== REQUIRED WORK ==
Copy out each line below containing "name".

▬▬▬

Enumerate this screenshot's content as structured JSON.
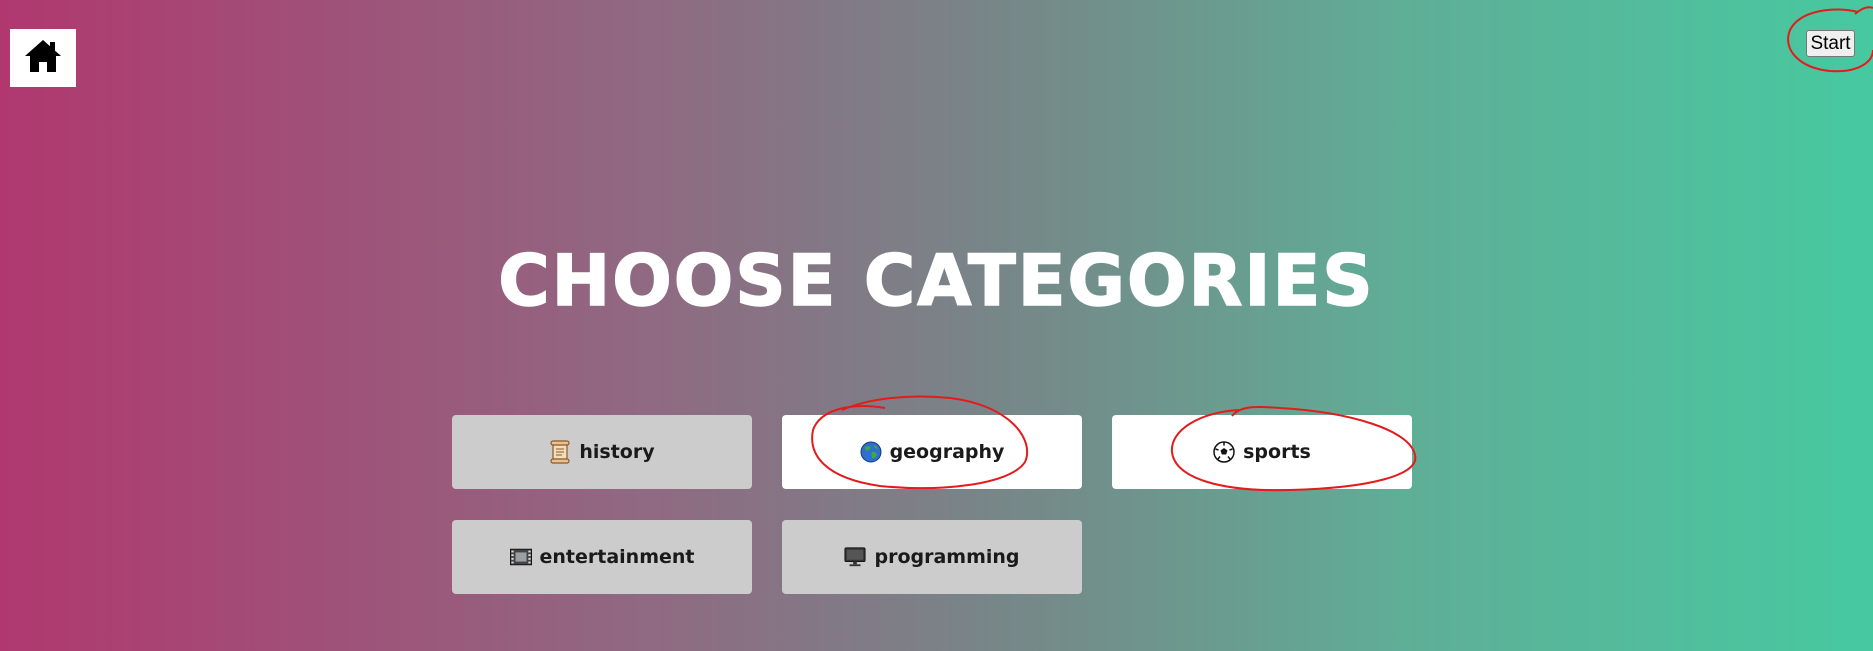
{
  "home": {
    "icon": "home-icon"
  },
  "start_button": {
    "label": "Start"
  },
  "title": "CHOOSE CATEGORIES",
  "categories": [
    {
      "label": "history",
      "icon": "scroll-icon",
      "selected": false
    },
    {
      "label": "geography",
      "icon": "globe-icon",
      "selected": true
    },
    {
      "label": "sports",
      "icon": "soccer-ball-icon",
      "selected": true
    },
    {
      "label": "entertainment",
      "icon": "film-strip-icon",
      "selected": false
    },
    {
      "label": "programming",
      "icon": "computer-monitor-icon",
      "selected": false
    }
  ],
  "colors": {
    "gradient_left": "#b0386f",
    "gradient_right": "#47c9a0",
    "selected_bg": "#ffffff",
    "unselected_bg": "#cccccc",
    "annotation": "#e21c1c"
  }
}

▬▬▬

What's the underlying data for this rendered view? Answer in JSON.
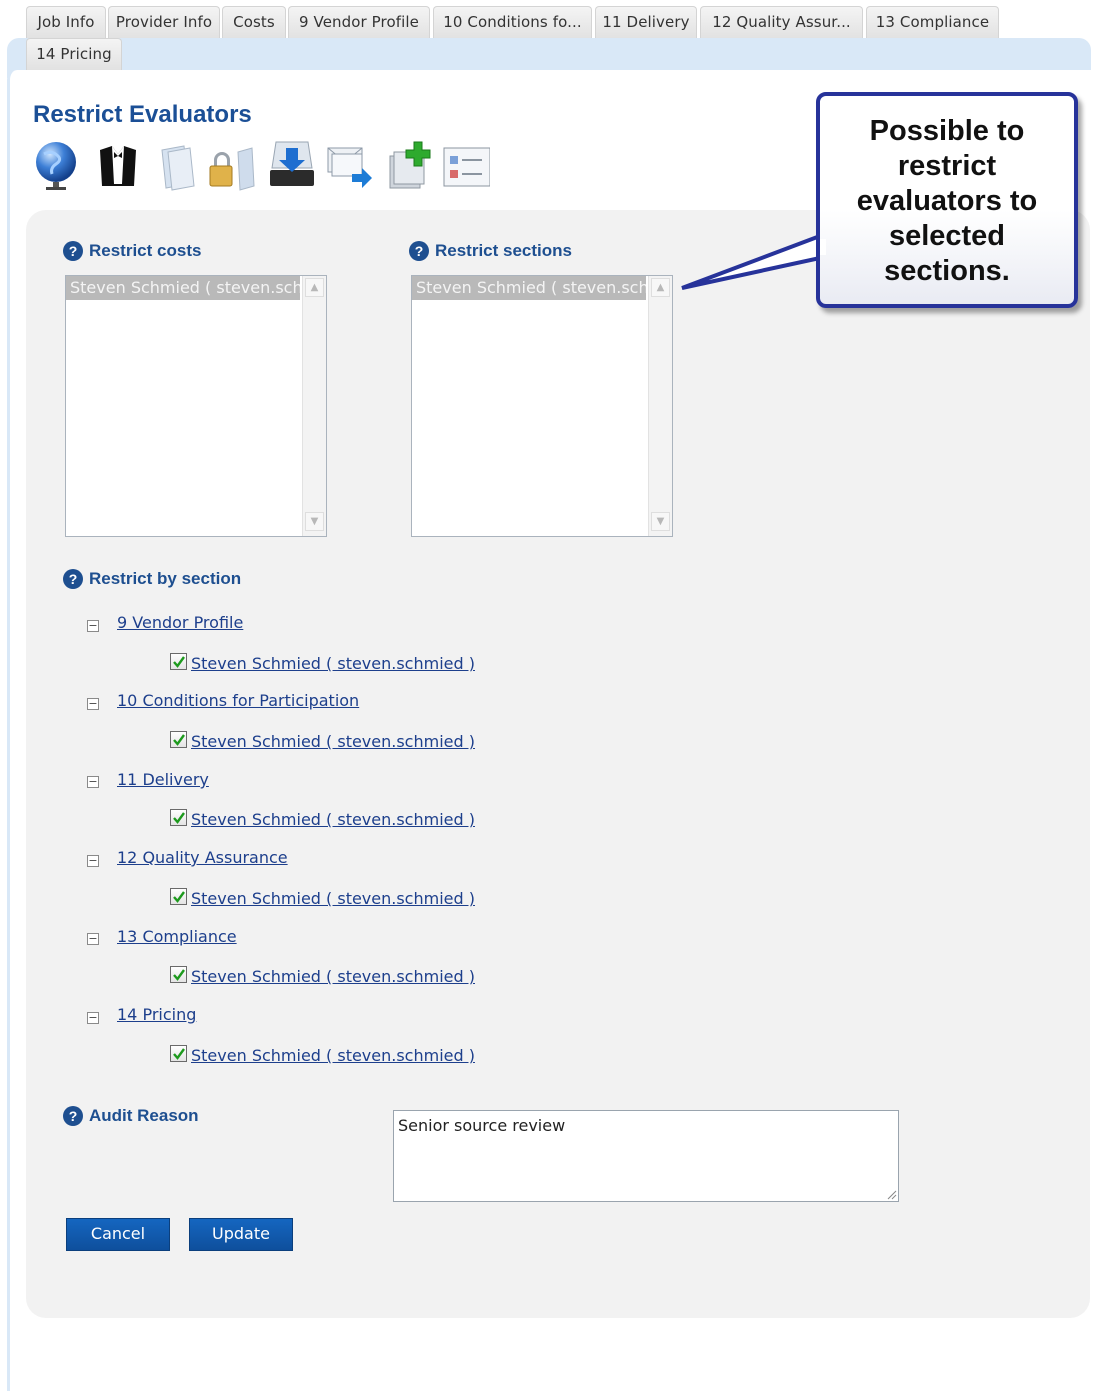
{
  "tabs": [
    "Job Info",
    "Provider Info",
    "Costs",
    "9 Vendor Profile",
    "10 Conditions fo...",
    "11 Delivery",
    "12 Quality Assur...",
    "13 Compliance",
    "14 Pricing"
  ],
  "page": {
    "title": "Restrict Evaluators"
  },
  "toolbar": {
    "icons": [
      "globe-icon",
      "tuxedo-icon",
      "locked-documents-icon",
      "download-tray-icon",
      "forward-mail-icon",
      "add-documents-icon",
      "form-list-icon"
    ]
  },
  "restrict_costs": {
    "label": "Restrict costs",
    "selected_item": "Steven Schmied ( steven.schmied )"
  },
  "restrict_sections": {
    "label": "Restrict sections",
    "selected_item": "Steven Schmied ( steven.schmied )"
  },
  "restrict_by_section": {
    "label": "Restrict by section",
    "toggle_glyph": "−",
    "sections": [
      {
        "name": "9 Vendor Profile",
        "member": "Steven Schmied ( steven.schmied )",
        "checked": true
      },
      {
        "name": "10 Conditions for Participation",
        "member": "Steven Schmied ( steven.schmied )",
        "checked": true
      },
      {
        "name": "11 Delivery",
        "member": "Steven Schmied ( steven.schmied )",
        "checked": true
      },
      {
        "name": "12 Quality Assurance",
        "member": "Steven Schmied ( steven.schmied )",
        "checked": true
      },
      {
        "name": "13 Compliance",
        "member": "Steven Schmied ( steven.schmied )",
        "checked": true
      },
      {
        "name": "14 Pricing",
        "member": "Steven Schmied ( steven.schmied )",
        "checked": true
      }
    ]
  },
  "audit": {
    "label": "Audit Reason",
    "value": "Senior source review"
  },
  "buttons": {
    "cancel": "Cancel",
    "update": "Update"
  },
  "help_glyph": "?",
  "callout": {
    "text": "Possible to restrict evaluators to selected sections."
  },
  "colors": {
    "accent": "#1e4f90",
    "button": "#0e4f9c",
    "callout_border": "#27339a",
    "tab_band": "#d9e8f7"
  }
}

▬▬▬

== ANSWER BELOW ==
        "name": "9 Vendor Profile",
        "name": "10 Conditions for Participation",
        "name": "11 Delivery",
        "name": "12 Quality Assurance",
        "name": "13 Compliance",
        "name": "14 Pricing",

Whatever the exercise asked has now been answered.